◆ The task: Could you set down every entry below exactly as it is?

◆ Entries provided:
*** Begin section ***

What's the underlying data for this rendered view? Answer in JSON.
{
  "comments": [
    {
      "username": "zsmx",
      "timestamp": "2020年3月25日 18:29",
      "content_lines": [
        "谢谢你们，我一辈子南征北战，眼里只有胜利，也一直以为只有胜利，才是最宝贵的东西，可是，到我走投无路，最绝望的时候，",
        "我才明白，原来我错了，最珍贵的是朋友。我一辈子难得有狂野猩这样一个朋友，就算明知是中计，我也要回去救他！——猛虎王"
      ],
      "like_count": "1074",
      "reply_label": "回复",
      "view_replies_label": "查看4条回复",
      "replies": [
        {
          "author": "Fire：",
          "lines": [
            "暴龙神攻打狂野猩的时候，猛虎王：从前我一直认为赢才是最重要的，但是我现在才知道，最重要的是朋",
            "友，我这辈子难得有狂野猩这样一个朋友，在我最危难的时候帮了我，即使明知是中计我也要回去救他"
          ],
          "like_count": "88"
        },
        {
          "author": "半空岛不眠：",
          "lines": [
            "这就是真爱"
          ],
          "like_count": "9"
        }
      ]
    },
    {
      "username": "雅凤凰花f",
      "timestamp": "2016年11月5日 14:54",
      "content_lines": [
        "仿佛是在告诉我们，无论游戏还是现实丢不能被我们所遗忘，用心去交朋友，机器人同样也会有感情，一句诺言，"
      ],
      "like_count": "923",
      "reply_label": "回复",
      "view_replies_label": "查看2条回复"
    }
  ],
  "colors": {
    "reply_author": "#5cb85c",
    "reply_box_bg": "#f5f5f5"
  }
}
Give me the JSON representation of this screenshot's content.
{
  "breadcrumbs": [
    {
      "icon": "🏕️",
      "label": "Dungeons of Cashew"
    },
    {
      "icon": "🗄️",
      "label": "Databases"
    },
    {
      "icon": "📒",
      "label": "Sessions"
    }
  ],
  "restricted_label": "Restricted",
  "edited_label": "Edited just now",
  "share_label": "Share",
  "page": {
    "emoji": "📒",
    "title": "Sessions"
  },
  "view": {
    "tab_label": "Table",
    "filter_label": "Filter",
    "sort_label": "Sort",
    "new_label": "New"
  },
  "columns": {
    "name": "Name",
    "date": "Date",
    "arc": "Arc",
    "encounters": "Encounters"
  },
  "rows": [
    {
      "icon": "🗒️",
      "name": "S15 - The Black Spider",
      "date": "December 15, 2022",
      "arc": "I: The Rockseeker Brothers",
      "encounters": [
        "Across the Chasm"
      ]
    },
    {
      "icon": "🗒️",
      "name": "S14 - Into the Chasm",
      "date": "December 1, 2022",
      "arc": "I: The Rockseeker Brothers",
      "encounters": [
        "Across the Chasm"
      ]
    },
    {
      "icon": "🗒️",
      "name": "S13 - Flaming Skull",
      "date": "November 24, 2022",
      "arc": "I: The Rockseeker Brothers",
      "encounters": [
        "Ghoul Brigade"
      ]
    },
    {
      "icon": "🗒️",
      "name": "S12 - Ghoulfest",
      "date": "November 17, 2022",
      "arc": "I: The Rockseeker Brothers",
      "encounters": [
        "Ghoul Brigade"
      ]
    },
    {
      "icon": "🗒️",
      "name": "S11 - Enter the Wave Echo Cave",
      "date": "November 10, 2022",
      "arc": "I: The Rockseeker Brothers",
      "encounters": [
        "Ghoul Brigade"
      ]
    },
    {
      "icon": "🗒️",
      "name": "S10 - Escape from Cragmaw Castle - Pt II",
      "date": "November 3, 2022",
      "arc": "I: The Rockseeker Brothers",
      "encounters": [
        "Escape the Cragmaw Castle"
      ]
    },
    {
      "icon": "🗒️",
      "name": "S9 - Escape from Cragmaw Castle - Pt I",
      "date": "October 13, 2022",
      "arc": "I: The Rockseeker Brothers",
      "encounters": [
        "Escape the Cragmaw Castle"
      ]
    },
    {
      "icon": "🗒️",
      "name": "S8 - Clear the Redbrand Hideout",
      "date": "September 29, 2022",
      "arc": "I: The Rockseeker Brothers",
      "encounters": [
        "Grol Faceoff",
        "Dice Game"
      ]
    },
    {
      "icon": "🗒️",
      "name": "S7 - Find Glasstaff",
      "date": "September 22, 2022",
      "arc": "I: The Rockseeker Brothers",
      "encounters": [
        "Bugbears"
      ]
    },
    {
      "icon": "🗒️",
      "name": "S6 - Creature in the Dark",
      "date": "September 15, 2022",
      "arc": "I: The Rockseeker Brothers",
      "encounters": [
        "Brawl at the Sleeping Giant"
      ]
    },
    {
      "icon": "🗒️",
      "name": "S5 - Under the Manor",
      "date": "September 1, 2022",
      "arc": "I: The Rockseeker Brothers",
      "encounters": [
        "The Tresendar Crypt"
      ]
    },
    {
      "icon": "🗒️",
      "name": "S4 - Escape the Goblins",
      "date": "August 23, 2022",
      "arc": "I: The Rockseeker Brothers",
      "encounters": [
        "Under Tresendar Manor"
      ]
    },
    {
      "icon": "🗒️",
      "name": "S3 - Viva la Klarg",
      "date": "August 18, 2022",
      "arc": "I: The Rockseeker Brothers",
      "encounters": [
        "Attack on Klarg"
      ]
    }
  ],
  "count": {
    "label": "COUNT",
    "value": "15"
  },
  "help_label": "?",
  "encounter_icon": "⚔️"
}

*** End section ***

◆ Problem solution:
What's the underlying data for this rendered view? Answer in JSON.
{
  "comments": [
    {
      "username": "zsmx",
      "timestamp": "2020年3月25日 18:29",
      "content_lines": [
        "谢谢你们，我一辈子南征北战，眼里只有胜利，也一直以为只有胜利，才是最宝贵的东西，可是，到我走投无路，最绝望的时候，",
        "我才明白，原来我错了，最珍贵的是朋友。我一辈子难得有狂野猩这样一个朋友，就算明知是中计，我也要回去救他！——猛虎王"
      ],
      "like_count": "1074",
      "reply_label": "回复",
      "view_replies_label": "查看4条回复",
      "replies": [
        {
          "author": "Fire：",
          "lines": [
            "暴龙神攻打狂野猩的时候，猛虎王：从前我一直认为赢才是最重要的，但是我现在才知道，最重要的是朋",
            "友，我这辈子难得有狂野猩这样一个朋友，在我最危难的时候帮了我，即使明知是中计我也要回去救他"
          ],
          "like_count": "88"
        },
        {
          "author": "半空岛不眠：",
          "lines": [
            "这就是真爱"
          ],
          "like_count": "9"
        }
      ]
    },
    {
      "username": "雅凤凰花f",
      "timestamp": "2016年11月5日 14:54",
      "content_lines": [
        "仿佛是在告诉我们，无论游戏还是现实丢不能被我们所遗忘，用心去交朋友，机器人同样也会有感情，一句诺言，"
      ],
      "like_count": "923",
      "reply_label": "回复",
      "view_replies_label": "查看2条回复"
    }
  ],
  "colors": {
    "reply_author": "#5cb85c",
    "reply_box_bg": "#f5f5f5"
  }
}
Give me the JSON representation of this screenshot's content.
{
  "breadcrumbs": [
    {
      "icon": "🏕️",
      "label": "Dungeons of Cashew"
    },
    {
      "icon": "🗄️",
      "label": "Databases"
    },
    {
      "icon": "📒",
      "label": "Sessions"
    }
  ],
  "restricted_label": "Restricted",
  "edited_label": "Edited just now",
  "share_label": "Share",
  "page": {
    "emoji": "📒",
    "title": "Sessions"
  },
  "view": {
    "tab_label": "Table",
    "filter_label": "Filter",
    "sort_label": "Sort",
    "new_label": "New"
  },
  "columns": {
    "name": "Name",
    "date": "Date",
    "arc": "Arc",
    "encounters": "Encounters"
  },
  "rows": [
    {
      "icon": "🗒️",
      "name": "S15 - The Black Spider",
      "date": "December 15, 2022",
      "arc": "I: The Rockseeker Brothers",
      "encounters": [
        "Across the Chasm"
      ]
    },
    {
      "icon": "🗒️",
      "name": "S14 - Into the Chasm",
      "date": "December 1, 2022",
      "arc": "I: The Rockseeker Brothers",
      "encounters": [
        "Across the Chasm"
      ]
    },
    {
      "icon": "🗒️",
      "name": "S13 - Flaming Skull",
      "date": "November 24, 2022",
      "arc": "I: The Rockseeker Brothers",
      "encounters": [
        "Ghoul Brigade"
      ]
    },
    {
      "icon": "🗒️",
      "name": "S12 - Ghoulfest",
      "date": "November 17, 2022",
      "arc": "I: The Rockseeker Brothers",
      "encounters": [
        "Ghoul Brigade"
      ]
    },
    {
      "icon": "🗒️",
      "name": "S11 - Enter the Wave Echo Cave",
      "date": "November 10, 2022",
      "arc": "I: The Rockseeker Brothers",
      "encounters": [
        "Ghoul Brigade"
      ]
    },
    {
      "icon": "🗒️",
      "name": "S10 - Escape from Cragmaw Castle - Pt II",
      "date": "November 3, 2022",
      "arc": "I: The Rockseeker Brothers",
      "encounters": [
        "Escape the Cragmaw Castle"
      ]
    },
    {
      "icon": "🗒️",
      "name": "S9 - Escape from Cragmaw Castle - Pt I",
      "date": "October 13, 2022",
      "arc": "I: The Rockseeker Brothers",
      "encounters": [
        "Escape the Cragmaw Castle"
      ]
    },
    {
      "icon": "🗒️",
      "name": "S8 - Clear the Redbrand Hideout",
      "date": "September 29, 2022",
      "arc": "I: The Rockseeker Brothers",
      "encounters": [
        "Grol Faceoff",
        "Dice Game"
      ]
    },
    {
      "icon": "🗒️",
      "name": "S7 - Find Glasstaff",
      "date": "September 22, 2022",
      "arc": "I: The Rockseeker Brothers",
      "encounters": [
        "Bugbears"
      ]
    },
    {
      "icon": "🗒️",
      "name": "S6 - Creature in the Dark",
      "date": "September 15, 2022",
      "arc": "I: The Rockseeker Brothers",
      "encounters": [
        "Brawl at the Sleeping Giant"
      ]
    },
    {
      "icon": "🗒️",
      "name": "S5 - Under the Manor",
      "date": "September 1, 2022",
      "arc": "I: The Rockseeker Brothers",
      "encounters": [
        "The Tresendar Crypt"
      ]
    },
    {
      "icon": "🗒️",
      "name": "S4 - Escape the Goblins",
      "date": "August 23, 2022",
      "arc": "I: The Rockseeker Brothers",
      "encounters": [
        "Under Tresendar Manor"
      ]
    },
    {
      "icon": "🗒️",
      "name": "S3 - Viva la Klarg",
      "date": "August 18, 2022",
      "arc": "I: The Rockseeker Brothers",
      "encounters": [
        "Attack on Klarg"
      ]
    }
  ],
  "count": {
    "label": "COUNT",
    "value": "15"
  },
  "help_label": "?",
  "encounter_icon": "⚔️"
}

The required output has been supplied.